Adiposity, mediating biomarkers and risk of colon cancer in the European prospective investigation into cancer and nutrition study.
International journal of cancer 2013 ; 134: 612-21.
Aleksandrova K, Drogan D, Boeing H, Jenab M, Bas Bueno-de-Mesquita H, Jansen E, van Duijnhoven FJ, Rinaldi S, Fedirko V, Romieu I, Kaaks R, Riboli E, Gunter MJ, Romaguera D, Westhpal S, Overvad K, Tjønneland A, Halkjaer J, Boutron-Ruault MC, Clavel-Chapelon F, Lukanova A, Trichopoulou A, Trichopoulos D, Vidalis P, Panico S, Agnoli C, Palli D, Tumino R, Vineis P, Buckland G, Sánchez-Cruz JJ, Dorronsoro M, Diaz MJ, Barricarte A, Ramón Quirós J, Peeters PH, May AM, Hallmans G, Palmqvist R, Crowe FL, Khaw KT, Wareham N, and Pischon T
DOI : 10.1002/ijc.28368
PubMed ID : 23824948

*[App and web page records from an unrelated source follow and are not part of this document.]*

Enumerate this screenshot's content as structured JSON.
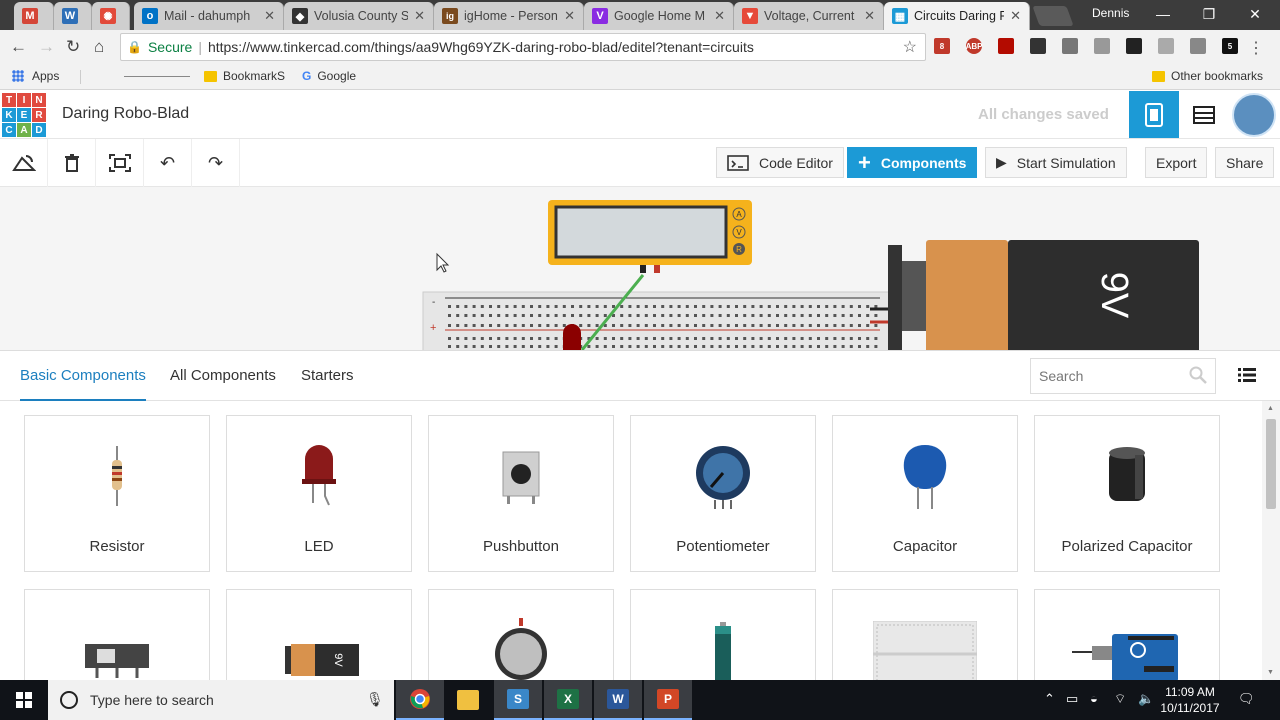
{
  "browser": {
    "tabs": [
      {
        "title": "",
        "icon": "gmail-icon",
        "color": "#d44638",
        "glyph": "M"
      },
      {
        "title": "",
        "icon": "wordpress-icon",
        "color": "#2e6fb7",
        "glyph": "W"
      },
      {
        "title": "",
        "icon": "aperture-icon",
        "color": "#e24a3a",
        "glyph": "✺"
      },
      {
        "title": "Mail - dahumph",
        "icon": "outlook-icon",
        "color": "#0072c6",
        "glyph": "o"
      },
      {
        "title": "Volusia County S",
        "icon": "volusia-icon",
        "color": "#333333",
        "glyph": "◆"
      },
      {
        "title": "igHome - Person",
        "icon": "ighome-icon",
        "color": "#7a4a1e",
        "glyph": "ig"
      },
      {
        "title": "Google Home M",
        "icon": "vivaldi-icon",
        "color": "#8a2be2",
        "glyph": "V"
      },
      {
        "title": "Voltage, Current",
        "icon": "bookmark-red-icon",
        "color": "#e64a3a",
        "glyph": "▼"
      },
      {
        "title": "Circuits Daring R",
        "icon": "tinkercad-icon",
        "color": "#1c9ad6",
        "glyph": "▦"
      }
    ],
    "user": "Dennis",
    "url_secure": "Secure",
    "url": "https://www.tinkercad.com/things/aa9Whg69YZK-daring-robo-blad/editel?tenant=circuits",
    "bookmarks": {
      "apps": "Apps",
      "folder1": "BookmarkS",
      "google": "Google",
      "other": "Other bookmarks"
    },
    "extensions": [
      {
        "icon": "calendar-icon",
        "color": "#c0392b",
        "badge": "8"
      },
      {
        "icon": "adblock-icon",
        "color": "#c0392b",
        "badge": "ABP"
      },
      {
        "icon": "pdf-icon",
        "color": "#b30b00",
        "badge": ""
      },
      {
        "icon": "film-icon",
        "color": "#333333",
        "badge": ""
      },
      {
        "icon": "shield-icon",
        "color": "#777777",
        "badge": ""
      },
      {
        "icon": "leaf-icon",
        "color": "#999999",
        "badge": ""
      },
      {
        "icon": "cloud-icon",
        "color": "#222222",
        "badge": ""
      },
      {
        "icon": "printer-icon",
        "color": "#aaaaaa",
        "badge": ""
      },
      {
        "icon": "translate-icon",
        "color": "#888888",
        "badge": ""
      },
      {
        "icon": "amazon-icon",
        "color": "#111111",
        "badge": "5"
      }
    ]
  },
  "app": {
    "logo_letters": [
      "T",
      "I",
      "N",
      "K",
      "E",
      "R",
      "C",
      "A",
      "D"
    ],
    "logo_colors": [
      "#e04a3f",
      "#e04a3f",
      "#e04a3f",
      "#1c9ad6",
      "#1c9ad6",
      "#e04a3f",
      "#1c9ad6",
      "#6fb24a",
      "#1c9ad6"
    ],
    "project_title": "Daring Robo-Blad",
    "save_status": "All changes saved",
    "accent": "#1c9ad6"
  },
  "editor_toolbar": {
    "code_editor": "Code Editor",
    "components": "Components",
    "start_simulation": "Start Simulation",
    "export": "Export",
    "share": "Share"
  },
  "canvas": {
    "multimeter_modes": [
      "A",
      "V",
      "R"
    ],
    "battery_label": "9V"
  },
  "panel": {
    "tabs": [
      "Basic Components",
      "All Components",
      "Starters"
    ],
    "search_placeholder": "Search",
    "components": [
      "Resistor",
      "LED",
      "Pushbutton",
      "Potentiometer",
      "Capacitor",
      "Polarized Capacitor",
      "",
      "",
      "",
      "",
      "",
      ""
    ]
  },
  "taskbar": {
    "search_placeholder": "Type here to search",
    "time": "11:09 AM",
    "date": "10/11/2017"
  }
}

URL : https://onlinelibrary.wiley.com/doi/full/10.1002/ijc.28368
Adiposity is a risk factor for colon cancer, but underlying mechanisms are not well understood. We evaluated the extent to which 11 biomarkers with inflammatory and metabolic actions mediate the association of adiposity measures, waist circumference (WC) and body mass index (BMI), with colon cancer in men and women. We analyzed data from a prospective nested case-control study among 662 incident colon cancer cases matched within risk sets to 662 controls. Relative risks (RRs) and 95% confidence intervals (CIs) were calculated using conditional logistic regression. The percent effect change and corresponding CIs were estimated after adjusting for biomarkers shown to be associated with colon cancer risk. After multivariable adjustment, WC was associated with colon cancer risk in men (top vs. bottom tertile RR 1.68, 95% CI 1.06-2.65; ptrend = 0.02) and in women (RR 1.67, 95% CI 1.09-2.56; ptrend = 0.03). BMI was associated with risk only in men. The association of WC with colon cancer was accounted mostly for by three biomarkers, high-density lipoprotein cholesterol, non-high-molecular-weight adiponectin and soluble leptin receptor, which in combination explained 46% (95% CI 37-57%) of the association in men and 50% (95% CI 40-65%) of the association in women. Similar results were observed for the associations with BMI in men. These data suggest that alterations in levels of these metabolic biomarkers may represent a primary mechanism of action in the relation of adiposity with colon cancer. Further studies are warranted to determine whether altering their concentrations may reduce colon cancer risk.